Table of Contents

  • ABAQA

    Peter Jackson

    (or ABAḠA, “paternal uncle” in Mongolian; ABĀQĀ in Persian and Arabic), eldest son and first successor of the Il-khan Hülegü.

  • ʿABAQĀT AL-ANWĀR

    ʿA.-N. Monzavi

    a large Persian and Arabic work by Mīr Ḥāmed Ḥosayn b. Moḥammad-qolī b. Moḥammad b. Ḥāmed of Lucknow on the legitimacy of the imamate and the defense of Shiʿite theology.

  • ABAR NAHARA

    Cross-Reference

    Aramaic name for the lands to the west of the Euphrates—i.e., Phoenicia, Syria, and Palestine (Parpola, p. 116; Zadok, p. 129; see ASSYRIA ii). These regions apparently passed from Neo-Babylonian to Persian control in 539 B.C.E. when Cyrus the Great conquered Mesopotamia.

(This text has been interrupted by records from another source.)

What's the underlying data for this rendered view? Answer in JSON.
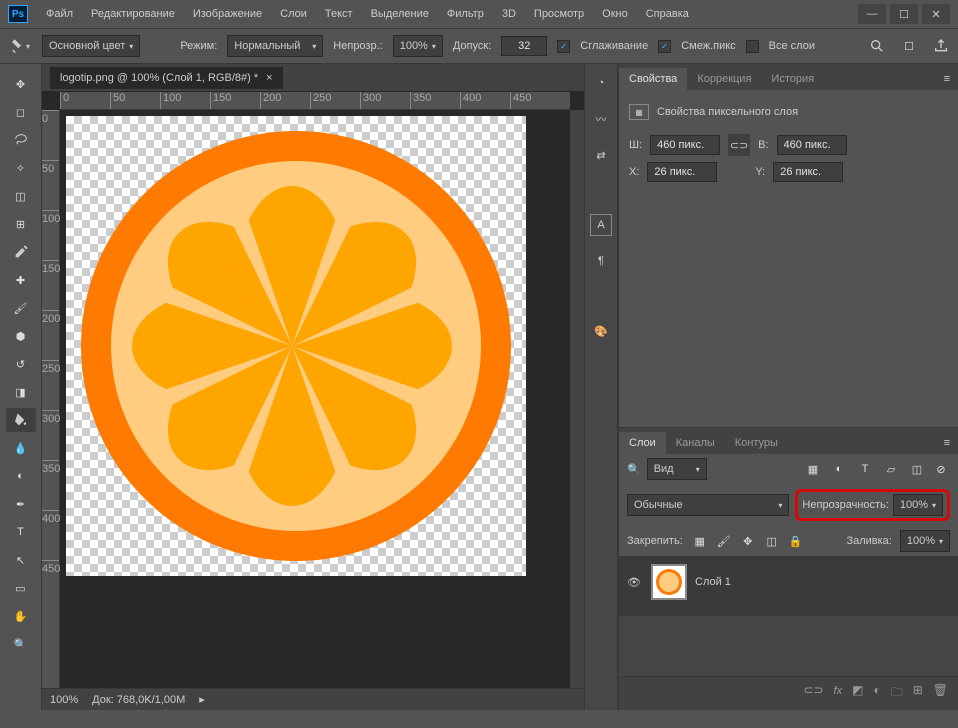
{
  "menu": [
    "Файл",
    "Редактирование",
    "Изображение",
    "Слои",
    "Текст",
    "Выделение",
    "Фильтр",
    "3D",
    "Просмотр",
    "Окно",
    "Справка"
  ],
  "options": {
    "fill_dropdown": "Основной цвет",
    "mode_label": "Режим:",
    "mode_value": "Нормальный",
    "opacity_label": "Непрозр.:",
    "opacity_value": "100%",
    "tolerance_label": "Допуск:",
    "tolerance_value": "32",
    "antialias": "Сглаживание",
    "contiguous": "Смеж.пикс",
    "all_layers": "Все слои"
  },
  "document": {
    "tab_title": "logotip.png @ 100% (Слой 1, RGB/8#) *"
  },
  "ruler_h": [
    "0",
    "50",
    "100",
    "150",
    "200",
    "250",
    "300",
    "350",
    "400",
    "450"
  ],
  "ruler_v": [
    "0",
    "50",
    "100",
    "150",
    "200",
    "250",
    "300",
    "350",
    "400",
    "450"
  ],
  "status": {
    "zoom": "100%",
    "doc": "Док: 768,0K/1,00M"
  },
  "panels": {
    "properties": {
      "tab1": "Свойства",
      "tab2": "Коррекция",
      "tab3": "История",
      "subtitle": "Свойства пиксельного слоя",
      "w_label": "Ш:",
      "w_value": "460 пикс.",
      "h_label": "В:",
      "h_value": "460 пикс.",
      "x_label": "X:",
      "x_value": "26 пикс.",
      "y_label": "Y:",
      "y_value": "26 пикс."
    },
    "layers": {
      "tab1": "Слои",
      "tab2": "Каналы",
      "tab3": "Контуры",
      "search_label": "Вид",
      "blend_mode": "Обычные",
      "opacity_label": "Непрозрачность:",
      "opacity_value": "100%",
      "lock_label": "Закрепить:",
      "fill_label": "Заливка:",
      "fill_value": "100%",
      "layer1_name": "Слой 1"
    }
  }
}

See EBER-NĀRĪ.

  • ABARKĀVĀN

    M. Kasheff

    Late Sasanian name of Qešm island in the Straits of Hormoz.

  • ABARQOBĀḎ

    C. E. Bosworth

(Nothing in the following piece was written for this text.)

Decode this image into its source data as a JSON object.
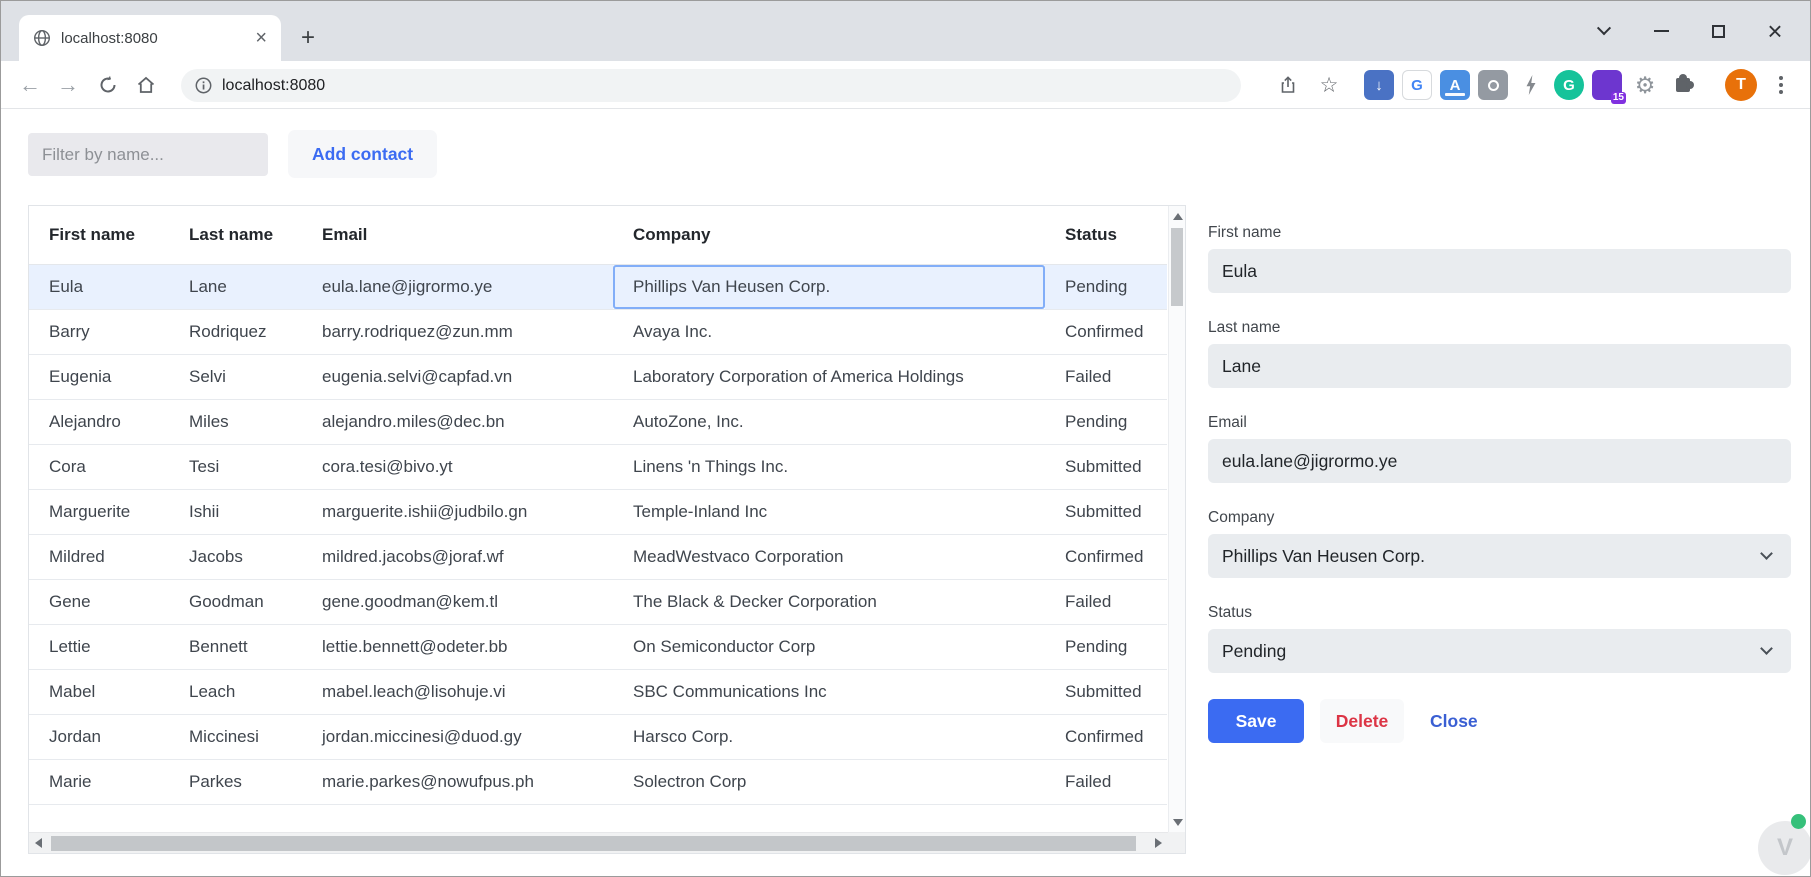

    Ancient town of lower Iraq between Baṣra and Vāseṭ, to the east of the Tigris, in the region adjacent to Ahvāz, known in pre-Islamic and early Islamic times as Mēšūn (Mid. Pers. form) or Maysān/Mayšān (Syriac and Arabic forms).

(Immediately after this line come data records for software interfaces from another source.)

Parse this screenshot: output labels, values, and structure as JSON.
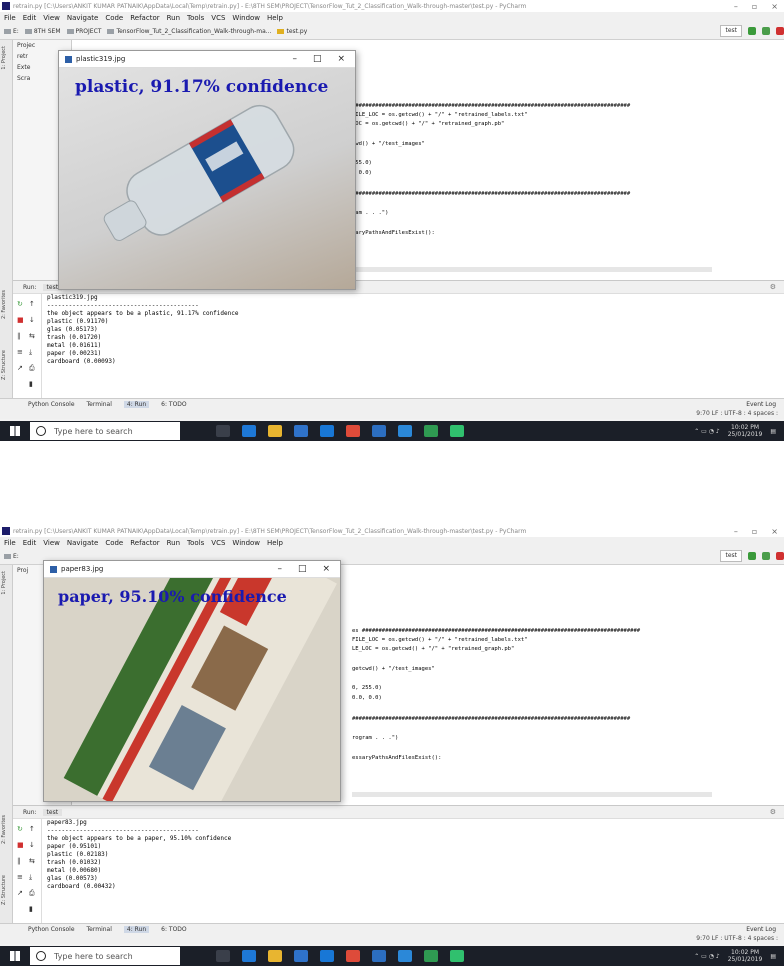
{
  "colors": {
    "overlay_text": "#1a1ab0",
    "taskbar": "#1b1f28",
    "run_active": "#cfd8e6"
  },
  "screens": [
    {
      "title": "retrain.py [C:\\Users\\ANKIT KUMAR PATNAIK\\AppData\\Local\\Temp\\retrain.py] - E:\\8TH SEM\\PROJECT\\TensorFlow_Tut_2_Classification_Walk-through-master\\test.py - PyCharm",
      "menu": [
        "File",
        "Edit",
        "View",
        "Navigate",
        "Code",
        "Refactor",
        "Run",
        "Tools",
        "VCS",
        "Window",
        "Help"
      ],
      "breadcrumb": [
        "E:",
        "8TH SEM",
        "PROJECT",
        "TensorFlow_Tut_2_Classification_Walk-through-ma...",
        "test.py"
      ],
      "run_config": "test",
      "project_items": [
        "Projec",
        "retr",
        "Exte",
        "Scra"
      ],
      "code": [
        "####################################################################################",
        "FILE_LOC = os.getcwd() + \"/\" + \"retrained_labels.txt\"",
        "LOC = os.getcwd() + \"/\" + \"retrained_graph.pb\"",
        "twd() + \"/test_images\"",
        "255.0)",
        ", 0.0)",
        "####################################################################################",
        "ram . . .\")",
        "saryPathsAndFilesExist():"
      ],
      "run_label": "Run:",
      "run_tab": "test",
      "console": [
        "plastic319.jpg",
        "------------------------------------------",
        "the object appears to be a plastic, 91.17% confidence",
        "plastic (0.91170)",
        "glas (0.05173)",
        "trash (0.01720)",
        "metal (0.01611)",
        "paper (0.00231)",
        "cardboard (0.00093)"
      ],
      "bottom_tabs": [
        "Python Console",
        "Terminal",
        "4: Run",
        "6: TODO"
      ],
      "event_log": "Event Log",
      "status": "9:70  LF :  UTF-8 :  4 spaces :",
      "search_placeholder": "Type here to search",
      "clock_time": "10:02 PM",
      "clock_date": "25/01/2019",
      "popup_title": "plastic319.jpg",
      "overlay": "plastic, 91.17% confidence"
    },
    {
      "title": "retrain.py [C:\\Users\\ANKIT KUMAR PATNAIK\\AppData\\Local\\Temp\\retrain.py] - E:\\8TH SEM\\PROJECT\\TensorFlow_Tut_2_Classification_Walk-through-master\\test.py - PyCharm",
      "menu": [
        "File",
        "Edit",
        "View",
        "Navigate",
        "Code",
        "Refactor",
        "Run",
        "Tools",
        "VCS",
        "Window",
        "Help"
      ],
      "breadcrumb": [
        "E:",
        "8TH SEM",
        "PROJECT",
        "TensorFlow_Tut_2_Classification_Walk-through-ma...",
        "test.py"
      ],
      "run_config": "test",
      "project_items": [
        "Proj",
        "",
        "",
        ""
      ],
      "code": [
        "es ####################################################################################",
        "FILE_LOC = os.getcwd() + \"/\" + \"retrained_labels.txt\"",
        "LE_LOC = os.getcwd() + \"/\" + \"retrained_graph.pb\"",
        "getcwd() + \"/test_images\"",
        "0, 255.0)",
        "0.0, 0.0)",
        "####################################################################################",
        "rogram . . .\")",
        "essaryPathsAndFilesExist():"
      ],
      "run_label": "Run:",
      "run_tab": "test",
      "console": [
        "paper83.jpg",
        "------------------------------------------",
        "the object appears to be a paper, 95.10% confidence",
        "paper (0.95101)",
        "plastic (0.02183)",
        "trash (0.01032)",
        "metal (0.00680)",
        "glas (0.00573)",
        "cardboard (0.00432)"
      ],
      "bottom_tabs": [
        "Python Console",
        "Terminal",
        "4: Run",
        "6: TODO"
      ],
      "event_log": "Event Log",
      "status": "9:70  LF :  UTF-8 :  4 spaces :",
      "search_placeholder": "Type here to search",
      "clock_time": "10:02 PM",
      "clock_date": "25/01/2019",
      "popup_title": "paper83.jpg",
      "overlay": "paper, 95.10% confidence"
    }
  ]
}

  • ABARQUH

    Multiple Authors

    (or ABARQŪYA), a town in northern Fārs; it was important in medieval times, but, being off the main routes, it is now largely decayed.

  • ABARQUH i. History

    C. E. Bosworth

    In present-day Iran, Abarqūh is situated in the tenth ostān, that of Isfahan, and forms a baḵš or district of the šahrestān of Yazd.

  • ABARQUH ii. Monuments

    R. Hillenbrand

    Numerous pre-Safavid monuments survive in Abarqūh, but the lack of important later buildings suggests a sharp decline in the city’s wealth.

  • ABARŠAHR

    H. Gaube

    Name of Nīšāpūr province in western Khorasan. From the early Sasanian period, Nišāpur, which was founded or rebuilt by Šāpur I in the first years of his reign, was the administrative center of the province.

  • ABARSĀM

    E. Yarshater

    (APURSĀM in Middle Persian), a dignitary and high-ranking officeholder of the court of the Sasanian king Ardašīr I (A.D. 226-42).